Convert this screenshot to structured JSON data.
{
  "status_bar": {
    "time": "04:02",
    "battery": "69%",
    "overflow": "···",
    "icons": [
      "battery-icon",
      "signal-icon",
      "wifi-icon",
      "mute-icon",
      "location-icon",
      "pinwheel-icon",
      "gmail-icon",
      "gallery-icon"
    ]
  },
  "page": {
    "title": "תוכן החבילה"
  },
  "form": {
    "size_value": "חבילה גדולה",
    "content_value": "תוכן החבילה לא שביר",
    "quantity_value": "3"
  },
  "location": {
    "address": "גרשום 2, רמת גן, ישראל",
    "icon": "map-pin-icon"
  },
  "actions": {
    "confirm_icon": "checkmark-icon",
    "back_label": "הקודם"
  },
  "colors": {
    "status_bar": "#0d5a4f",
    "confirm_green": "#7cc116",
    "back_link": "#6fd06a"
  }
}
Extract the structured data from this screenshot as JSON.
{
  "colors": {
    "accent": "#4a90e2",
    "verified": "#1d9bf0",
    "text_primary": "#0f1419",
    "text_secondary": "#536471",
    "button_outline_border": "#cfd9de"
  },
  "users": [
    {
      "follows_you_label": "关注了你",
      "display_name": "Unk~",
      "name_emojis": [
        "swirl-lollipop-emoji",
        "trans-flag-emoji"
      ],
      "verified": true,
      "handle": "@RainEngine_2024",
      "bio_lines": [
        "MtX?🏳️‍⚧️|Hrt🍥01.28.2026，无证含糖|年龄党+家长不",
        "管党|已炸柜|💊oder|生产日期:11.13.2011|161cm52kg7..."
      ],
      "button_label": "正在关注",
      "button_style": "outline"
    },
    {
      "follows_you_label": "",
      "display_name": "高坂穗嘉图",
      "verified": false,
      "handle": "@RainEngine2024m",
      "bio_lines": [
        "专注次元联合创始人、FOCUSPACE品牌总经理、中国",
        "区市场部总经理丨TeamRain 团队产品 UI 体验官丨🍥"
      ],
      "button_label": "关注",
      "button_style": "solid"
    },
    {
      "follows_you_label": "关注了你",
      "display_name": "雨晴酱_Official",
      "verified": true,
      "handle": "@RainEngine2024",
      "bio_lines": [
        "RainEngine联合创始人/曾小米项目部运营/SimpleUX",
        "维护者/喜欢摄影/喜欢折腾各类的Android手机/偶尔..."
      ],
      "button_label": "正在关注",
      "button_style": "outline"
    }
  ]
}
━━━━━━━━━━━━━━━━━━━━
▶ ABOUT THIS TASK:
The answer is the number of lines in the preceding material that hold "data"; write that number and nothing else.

▶ YOUR SOLUTION:
2